Here's what I mean: let's say you get a DUI in the great state of Kentucky, which does not have an official rock song, though I suspect if it did it would be "I Wanna Be Sedated" by The Ramones. Basically, what happens there is, you get the DUI, and you go before the judge, and you have to pay thousands of dollars, and you lose your license for a while, but no one finds out about it. You could get a DUI in Kentucky tomorrow and the only people who would know are the arresting officer, the judge, and your fellow overnight cellmates, who are so strung out on meth that they think Scarlet Letter is a dancer at the local strip club who will blow a lot more than a 0.16 if you tip generously.
But in Ohio, everyone knows you've gotten a DUI. You show up at your 9-year-old daughter's elementary school field day, eager to cheer her on? They see your license plate. They know. "Pepper's dad got a DUI!" one parent will say. "Well of course he did," another will reply. "He named his daughter Pepper!"
But it's not just a problem at school events. Arrive at a job interview, and they see your plates. "I'm sorry," they tell you. "But we just don't think you have what it takes to scrub our toilets… DRUNKY!" Show up at a date's house for a nice evening meal. "Oh, is that your car?" she'll say. "I'm sorry, but I think I'm coming down with a bad case of… YOU'RE AN ASSHOLE!"
Now, you might think I'm overreacting to all this, but here's the thing: everybody in Ohio knows about these plates. Before I wrote this column, I asked several people from Ohio about the yellow license plates, and they all agreed: when you get up next to these people in traffic, you stare at them as if they just ran over your puppy. Admittedly, one Ohioan said she sometimes confuses yellow-plated cars with "people from New Mexico," but noted that "they're probably all drunk too."
All of this got me thinking about our community standards. I think, at this point, we really have to ask ourselves: do we really want to do this to DUI offenders? Solid members of the community, who made one little mistake, now have to drive around for months like a social pariah? Mothers, pastors, friends, who were just a little over the legal limit should be shunned like outcasts? Is this really how we want to treat our fellow citizens?

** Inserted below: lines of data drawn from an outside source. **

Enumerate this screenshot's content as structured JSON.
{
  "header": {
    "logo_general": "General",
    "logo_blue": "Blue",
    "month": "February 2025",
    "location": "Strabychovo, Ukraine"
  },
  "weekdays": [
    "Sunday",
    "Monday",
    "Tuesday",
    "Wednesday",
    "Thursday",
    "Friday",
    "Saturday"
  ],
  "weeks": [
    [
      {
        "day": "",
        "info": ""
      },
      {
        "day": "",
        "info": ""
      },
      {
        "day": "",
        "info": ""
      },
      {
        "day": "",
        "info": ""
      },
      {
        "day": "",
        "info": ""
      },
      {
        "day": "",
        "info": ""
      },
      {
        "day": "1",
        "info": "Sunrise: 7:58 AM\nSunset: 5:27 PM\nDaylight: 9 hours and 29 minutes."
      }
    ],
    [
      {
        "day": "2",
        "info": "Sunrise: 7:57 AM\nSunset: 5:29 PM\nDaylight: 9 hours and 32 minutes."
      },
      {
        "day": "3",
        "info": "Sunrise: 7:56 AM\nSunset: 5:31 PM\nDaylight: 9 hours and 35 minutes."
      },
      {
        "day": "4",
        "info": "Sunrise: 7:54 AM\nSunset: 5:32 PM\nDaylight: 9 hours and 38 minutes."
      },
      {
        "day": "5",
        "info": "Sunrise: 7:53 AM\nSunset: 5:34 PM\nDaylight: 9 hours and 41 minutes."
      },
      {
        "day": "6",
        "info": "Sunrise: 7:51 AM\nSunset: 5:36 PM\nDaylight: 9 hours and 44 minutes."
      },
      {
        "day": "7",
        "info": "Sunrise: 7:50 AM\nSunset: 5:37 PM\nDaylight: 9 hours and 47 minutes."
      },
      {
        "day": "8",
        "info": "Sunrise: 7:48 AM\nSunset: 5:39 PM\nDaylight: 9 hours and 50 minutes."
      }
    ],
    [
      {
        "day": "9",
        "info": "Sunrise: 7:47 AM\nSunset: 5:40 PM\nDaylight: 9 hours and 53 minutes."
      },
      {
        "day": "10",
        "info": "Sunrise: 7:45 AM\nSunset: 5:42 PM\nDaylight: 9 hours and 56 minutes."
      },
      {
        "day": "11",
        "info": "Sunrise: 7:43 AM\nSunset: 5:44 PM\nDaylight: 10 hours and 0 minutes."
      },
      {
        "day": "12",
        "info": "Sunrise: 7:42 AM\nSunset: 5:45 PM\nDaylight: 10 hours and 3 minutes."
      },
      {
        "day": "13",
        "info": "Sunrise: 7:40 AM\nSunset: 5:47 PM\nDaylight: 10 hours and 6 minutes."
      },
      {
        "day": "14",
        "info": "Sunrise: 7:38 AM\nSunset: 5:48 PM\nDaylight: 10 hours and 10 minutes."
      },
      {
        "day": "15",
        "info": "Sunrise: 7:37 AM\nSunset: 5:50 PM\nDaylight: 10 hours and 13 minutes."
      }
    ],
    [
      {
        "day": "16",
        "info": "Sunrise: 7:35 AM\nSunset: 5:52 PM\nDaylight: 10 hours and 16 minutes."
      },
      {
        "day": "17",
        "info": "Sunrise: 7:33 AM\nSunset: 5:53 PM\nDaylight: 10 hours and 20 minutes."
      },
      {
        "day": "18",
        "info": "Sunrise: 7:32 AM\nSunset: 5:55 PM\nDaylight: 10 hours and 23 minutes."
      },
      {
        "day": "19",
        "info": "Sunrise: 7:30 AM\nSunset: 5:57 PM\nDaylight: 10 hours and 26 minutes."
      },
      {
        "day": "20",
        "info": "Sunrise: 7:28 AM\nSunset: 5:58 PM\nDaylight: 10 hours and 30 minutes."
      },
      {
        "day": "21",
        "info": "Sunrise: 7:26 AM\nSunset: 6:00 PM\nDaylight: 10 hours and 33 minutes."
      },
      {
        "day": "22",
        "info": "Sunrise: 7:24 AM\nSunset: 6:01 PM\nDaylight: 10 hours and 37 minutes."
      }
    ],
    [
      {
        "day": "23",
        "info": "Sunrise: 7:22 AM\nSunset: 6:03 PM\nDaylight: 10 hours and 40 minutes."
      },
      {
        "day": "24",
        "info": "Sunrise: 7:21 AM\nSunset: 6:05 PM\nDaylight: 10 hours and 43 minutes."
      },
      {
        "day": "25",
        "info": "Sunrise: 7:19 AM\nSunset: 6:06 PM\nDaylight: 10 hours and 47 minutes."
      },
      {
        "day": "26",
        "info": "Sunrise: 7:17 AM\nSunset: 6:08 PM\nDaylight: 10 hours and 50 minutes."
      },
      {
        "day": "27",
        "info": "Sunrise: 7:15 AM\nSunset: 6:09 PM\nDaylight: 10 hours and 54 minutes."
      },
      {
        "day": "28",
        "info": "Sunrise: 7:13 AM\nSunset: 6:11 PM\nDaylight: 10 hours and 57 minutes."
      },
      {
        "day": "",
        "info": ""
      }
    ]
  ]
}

The answer is: yeah, probably. So then I started thinking: why stop at DUI?
Well, it turns out that the excellent folks over at the Ohio state legislature are already waaay ahead of me on this one. You see, it seems they realized that the shame created by the yellow license plates is actually a bigger deterrent than the cost or punishment of actually getting a DUI in the first place. So way back in 2007, they also came up with the idea of giving green license plates to sex offenders, presumably so the rest of us would think twice before entering their unmarked white vans. Unfortunately, this bill died in committee, probably because they couldn't figure out what to do when someone has both a sex offense and a DUI conviction.
But I'm sad the green plates didn't work out, because I happen to think this whole "license plates for crimes" idea is a pretty good one. For example: people who let their dogs poop on my lawn should get a brown license plate. People who miss an entire green arrow because they're texting should get a green license plate. And people who name their child "Pepper" should just be taken outside and shot.
@DougDeMuro is the author of Plays With Cars. He owned an E63 AMG wagon and once tried to evade police at the Tail of the Dragon using a pontoon boat. (It didn't work.) He worked as a manager for Porsche Cars North America before quitting to become a writer, largely because it meant he no longer had to wear pants. Also, he wrote this entire bio himself in the third person.